LSWP shows laudable desire for independence

Two recent issues addressed by the Lake Superior Watershed Partnership have demonstrated greatly desired independence in the group’s Community Environmental Monitoring of Rio Tinto’s mining activities in Marquette County.

Despite the program’s indirect funding by the mining company -which many people have been critical of- recent partnership commentary on an amendment to Rio Tinto’s air quality permit and the group’s detection and reporting of concentrations of uranium found in water samples at the bottom of a rock storage area at the Eagle Mine show the partnership is taking its role as an environmental watchdog over Rio Tinto’s mining activities seriously.

This is a positive step, which should help transform at least a few critics into supporters.

At a recent public hearing on the air quality permit, the partnership offered several important and helpful comments, including suggestions on improving computer modeling of pollution dispersion by using data sets more germane to the local area, including the Yellow Dog Plains, where the mine is located.

The Michigan Department of Environmental Quality will issue a decision soon on the permit amendment, taking written and verbal comments from the public, including those from the partnership, into account.

Recently, small concentrations of uranium were found in water in the lining of the mine’s Temporary Development Rock Storage Area at the mine. Partnership technicians were sampling water from a sump to compare with prior test samples taken by Rio Tinto.

A laboratory in Indiana processing the water samples for the partnership, found the uranium and reported its occurrence as required by law for concentrations exceeding safe standards for drinking water.

Additional monitoring and testing by the partnership confirmed Rio Tinto assertions the uranium was being safely removed from the water in the rock storage area by the mine’s water treatment plant.

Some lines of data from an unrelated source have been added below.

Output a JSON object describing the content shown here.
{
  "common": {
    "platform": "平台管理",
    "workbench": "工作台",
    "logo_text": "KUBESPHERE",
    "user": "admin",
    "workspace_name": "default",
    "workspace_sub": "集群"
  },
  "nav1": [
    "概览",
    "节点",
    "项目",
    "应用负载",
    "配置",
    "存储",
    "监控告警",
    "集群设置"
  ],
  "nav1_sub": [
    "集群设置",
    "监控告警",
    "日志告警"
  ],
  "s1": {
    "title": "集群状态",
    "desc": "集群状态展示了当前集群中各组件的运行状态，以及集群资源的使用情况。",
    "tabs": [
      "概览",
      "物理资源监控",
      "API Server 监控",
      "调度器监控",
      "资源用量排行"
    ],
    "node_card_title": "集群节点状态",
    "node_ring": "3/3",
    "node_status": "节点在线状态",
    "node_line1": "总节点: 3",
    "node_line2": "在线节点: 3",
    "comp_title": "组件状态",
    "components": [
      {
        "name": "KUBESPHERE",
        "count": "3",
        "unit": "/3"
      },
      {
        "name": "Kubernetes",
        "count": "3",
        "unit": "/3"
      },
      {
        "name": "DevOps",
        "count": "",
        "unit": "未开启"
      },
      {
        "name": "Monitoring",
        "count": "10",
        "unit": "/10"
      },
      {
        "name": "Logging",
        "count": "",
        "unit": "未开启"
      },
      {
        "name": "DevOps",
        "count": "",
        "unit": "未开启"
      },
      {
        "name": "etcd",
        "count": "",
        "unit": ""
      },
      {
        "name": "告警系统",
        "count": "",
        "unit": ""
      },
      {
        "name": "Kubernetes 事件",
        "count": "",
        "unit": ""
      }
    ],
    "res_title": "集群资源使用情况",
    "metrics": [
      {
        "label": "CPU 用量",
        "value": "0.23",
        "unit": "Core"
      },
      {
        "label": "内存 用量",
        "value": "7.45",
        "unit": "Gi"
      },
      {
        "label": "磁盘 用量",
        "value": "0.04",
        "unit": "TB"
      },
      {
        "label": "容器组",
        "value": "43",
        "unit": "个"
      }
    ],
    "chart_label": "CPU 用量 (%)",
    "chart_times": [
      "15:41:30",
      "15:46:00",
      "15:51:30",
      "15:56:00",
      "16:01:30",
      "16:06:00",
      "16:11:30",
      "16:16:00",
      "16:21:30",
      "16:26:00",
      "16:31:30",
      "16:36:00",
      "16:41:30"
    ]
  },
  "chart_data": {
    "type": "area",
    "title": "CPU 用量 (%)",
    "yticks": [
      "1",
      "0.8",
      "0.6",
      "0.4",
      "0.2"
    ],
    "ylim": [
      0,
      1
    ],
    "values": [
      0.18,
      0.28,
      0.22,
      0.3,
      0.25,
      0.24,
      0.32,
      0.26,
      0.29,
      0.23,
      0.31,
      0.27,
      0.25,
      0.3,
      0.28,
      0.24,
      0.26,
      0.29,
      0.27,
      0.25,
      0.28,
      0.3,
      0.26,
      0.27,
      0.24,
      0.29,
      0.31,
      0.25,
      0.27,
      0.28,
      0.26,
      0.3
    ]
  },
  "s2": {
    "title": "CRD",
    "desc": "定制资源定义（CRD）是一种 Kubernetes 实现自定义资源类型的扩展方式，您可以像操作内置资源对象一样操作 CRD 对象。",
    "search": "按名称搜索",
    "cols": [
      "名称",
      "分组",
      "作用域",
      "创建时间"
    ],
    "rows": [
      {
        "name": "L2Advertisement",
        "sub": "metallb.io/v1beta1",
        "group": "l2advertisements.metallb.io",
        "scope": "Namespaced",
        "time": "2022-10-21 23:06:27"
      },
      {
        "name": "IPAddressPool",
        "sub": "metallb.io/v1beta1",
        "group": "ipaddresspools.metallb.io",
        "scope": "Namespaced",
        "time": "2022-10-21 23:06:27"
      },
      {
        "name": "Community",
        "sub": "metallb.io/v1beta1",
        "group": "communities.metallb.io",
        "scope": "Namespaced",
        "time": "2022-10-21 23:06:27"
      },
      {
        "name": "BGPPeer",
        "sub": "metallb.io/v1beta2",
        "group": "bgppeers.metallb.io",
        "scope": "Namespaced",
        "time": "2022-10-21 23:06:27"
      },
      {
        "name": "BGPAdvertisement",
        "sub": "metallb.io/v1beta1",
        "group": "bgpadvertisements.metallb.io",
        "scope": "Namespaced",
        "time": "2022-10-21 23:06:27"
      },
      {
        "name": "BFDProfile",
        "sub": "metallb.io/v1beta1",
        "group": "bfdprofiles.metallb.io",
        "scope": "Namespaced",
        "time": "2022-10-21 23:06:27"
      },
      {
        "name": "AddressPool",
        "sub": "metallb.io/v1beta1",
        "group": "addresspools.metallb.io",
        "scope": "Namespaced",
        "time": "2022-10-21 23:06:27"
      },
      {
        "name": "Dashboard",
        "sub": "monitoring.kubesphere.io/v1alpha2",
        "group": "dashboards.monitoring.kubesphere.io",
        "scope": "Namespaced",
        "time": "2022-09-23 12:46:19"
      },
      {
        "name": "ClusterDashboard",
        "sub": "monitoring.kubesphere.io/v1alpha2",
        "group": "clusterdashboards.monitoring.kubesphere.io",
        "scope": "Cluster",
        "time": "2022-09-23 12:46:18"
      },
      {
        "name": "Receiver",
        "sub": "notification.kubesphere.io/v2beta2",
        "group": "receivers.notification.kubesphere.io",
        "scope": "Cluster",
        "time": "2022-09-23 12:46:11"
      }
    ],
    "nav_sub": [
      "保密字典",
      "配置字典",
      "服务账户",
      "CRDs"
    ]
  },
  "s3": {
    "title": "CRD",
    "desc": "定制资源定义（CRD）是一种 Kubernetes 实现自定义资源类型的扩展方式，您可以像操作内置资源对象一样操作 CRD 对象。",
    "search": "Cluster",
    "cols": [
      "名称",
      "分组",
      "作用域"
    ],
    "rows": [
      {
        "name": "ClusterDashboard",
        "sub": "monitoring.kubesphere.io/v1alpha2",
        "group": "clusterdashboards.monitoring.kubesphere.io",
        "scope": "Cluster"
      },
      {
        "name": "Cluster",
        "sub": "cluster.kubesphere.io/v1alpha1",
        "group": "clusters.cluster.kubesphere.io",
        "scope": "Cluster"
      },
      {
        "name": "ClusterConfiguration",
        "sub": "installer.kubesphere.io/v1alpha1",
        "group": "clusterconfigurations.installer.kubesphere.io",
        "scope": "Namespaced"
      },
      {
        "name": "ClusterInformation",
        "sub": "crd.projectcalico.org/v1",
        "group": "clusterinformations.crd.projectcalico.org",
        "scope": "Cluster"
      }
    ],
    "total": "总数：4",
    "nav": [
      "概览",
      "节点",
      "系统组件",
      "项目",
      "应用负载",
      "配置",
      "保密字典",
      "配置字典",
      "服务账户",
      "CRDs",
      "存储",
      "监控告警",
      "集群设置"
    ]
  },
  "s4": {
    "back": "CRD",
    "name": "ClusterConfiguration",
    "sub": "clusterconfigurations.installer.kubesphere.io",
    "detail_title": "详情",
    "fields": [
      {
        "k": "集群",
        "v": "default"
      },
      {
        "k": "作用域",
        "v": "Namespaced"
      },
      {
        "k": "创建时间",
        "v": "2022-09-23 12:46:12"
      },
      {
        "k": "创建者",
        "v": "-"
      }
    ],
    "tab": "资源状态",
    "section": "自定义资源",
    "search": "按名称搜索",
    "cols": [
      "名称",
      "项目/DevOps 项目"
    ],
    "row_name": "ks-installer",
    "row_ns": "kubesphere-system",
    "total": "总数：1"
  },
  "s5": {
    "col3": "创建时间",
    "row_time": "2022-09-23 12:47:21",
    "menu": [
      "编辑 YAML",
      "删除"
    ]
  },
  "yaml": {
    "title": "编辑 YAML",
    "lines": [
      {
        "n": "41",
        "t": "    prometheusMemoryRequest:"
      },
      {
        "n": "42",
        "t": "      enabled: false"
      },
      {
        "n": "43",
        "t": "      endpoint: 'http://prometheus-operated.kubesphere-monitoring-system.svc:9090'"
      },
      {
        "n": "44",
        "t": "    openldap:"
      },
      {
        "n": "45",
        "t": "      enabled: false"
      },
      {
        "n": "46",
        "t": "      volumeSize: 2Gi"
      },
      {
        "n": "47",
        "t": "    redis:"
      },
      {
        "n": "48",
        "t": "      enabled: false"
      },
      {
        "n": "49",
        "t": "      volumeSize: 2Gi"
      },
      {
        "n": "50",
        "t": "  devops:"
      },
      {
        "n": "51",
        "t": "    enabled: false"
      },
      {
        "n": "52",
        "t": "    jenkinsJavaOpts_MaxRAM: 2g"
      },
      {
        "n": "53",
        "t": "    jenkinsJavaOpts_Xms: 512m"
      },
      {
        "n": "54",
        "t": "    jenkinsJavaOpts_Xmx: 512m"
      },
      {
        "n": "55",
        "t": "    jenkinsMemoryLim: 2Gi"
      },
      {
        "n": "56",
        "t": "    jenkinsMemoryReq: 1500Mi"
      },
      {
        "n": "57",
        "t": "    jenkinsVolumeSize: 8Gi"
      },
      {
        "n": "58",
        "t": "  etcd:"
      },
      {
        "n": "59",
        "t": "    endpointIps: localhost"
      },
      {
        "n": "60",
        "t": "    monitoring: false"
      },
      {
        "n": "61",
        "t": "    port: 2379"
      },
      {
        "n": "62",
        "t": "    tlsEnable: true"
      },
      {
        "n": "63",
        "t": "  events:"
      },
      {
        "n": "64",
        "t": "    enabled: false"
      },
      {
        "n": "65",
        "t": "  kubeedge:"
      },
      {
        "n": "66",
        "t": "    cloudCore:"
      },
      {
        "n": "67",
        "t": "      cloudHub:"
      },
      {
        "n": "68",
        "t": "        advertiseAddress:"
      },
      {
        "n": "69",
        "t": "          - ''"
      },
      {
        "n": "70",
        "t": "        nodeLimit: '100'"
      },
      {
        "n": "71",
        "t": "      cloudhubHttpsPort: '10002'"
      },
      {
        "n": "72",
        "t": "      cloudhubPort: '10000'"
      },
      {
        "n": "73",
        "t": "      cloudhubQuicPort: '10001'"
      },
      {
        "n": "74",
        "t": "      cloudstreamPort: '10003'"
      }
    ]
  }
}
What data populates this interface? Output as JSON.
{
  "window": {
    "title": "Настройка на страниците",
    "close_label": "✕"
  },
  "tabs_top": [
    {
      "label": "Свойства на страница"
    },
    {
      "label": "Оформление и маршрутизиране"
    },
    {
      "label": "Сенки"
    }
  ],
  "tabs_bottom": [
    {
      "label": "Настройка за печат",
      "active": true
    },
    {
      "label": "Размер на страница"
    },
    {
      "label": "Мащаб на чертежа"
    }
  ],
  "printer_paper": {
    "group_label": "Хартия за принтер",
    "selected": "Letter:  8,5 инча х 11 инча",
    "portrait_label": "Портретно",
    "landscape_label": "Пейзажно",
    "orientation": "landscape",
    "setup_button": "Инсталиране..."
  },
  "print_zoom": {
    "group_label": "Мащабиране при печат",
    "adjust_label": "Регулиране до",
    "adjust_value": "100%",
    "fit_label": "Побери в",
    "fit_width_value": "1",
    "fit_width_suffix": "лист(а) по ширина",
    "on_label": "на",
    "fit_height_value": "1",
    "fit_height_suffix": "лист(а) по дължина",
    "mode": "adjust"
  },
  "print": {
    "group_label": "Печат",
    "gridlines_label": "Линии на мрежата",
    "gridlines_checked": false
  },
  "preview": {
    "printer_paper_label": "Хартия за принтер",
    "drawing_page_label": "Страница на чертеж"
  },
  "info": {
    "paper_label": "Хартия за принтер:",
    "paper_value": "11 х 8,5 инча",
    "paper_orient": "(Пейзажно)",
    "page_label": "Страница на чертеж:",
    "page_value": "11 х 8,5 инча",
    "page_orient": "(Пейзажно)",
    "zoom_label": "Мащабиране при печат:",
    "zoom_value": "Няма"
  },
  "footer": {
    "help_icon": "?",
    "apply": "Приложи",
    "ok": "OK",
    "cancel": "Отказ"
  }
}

All of the results of the partnership’s community environmental monitoring are available online to keep the public informed. The group’s involvement in testing and reporting -with the independence now demonstrated- should go a long way toward proving the monitoring program is what it was intended to be-a valuable community asset gauging the success of the mining company’s mining, milling and transportation operations.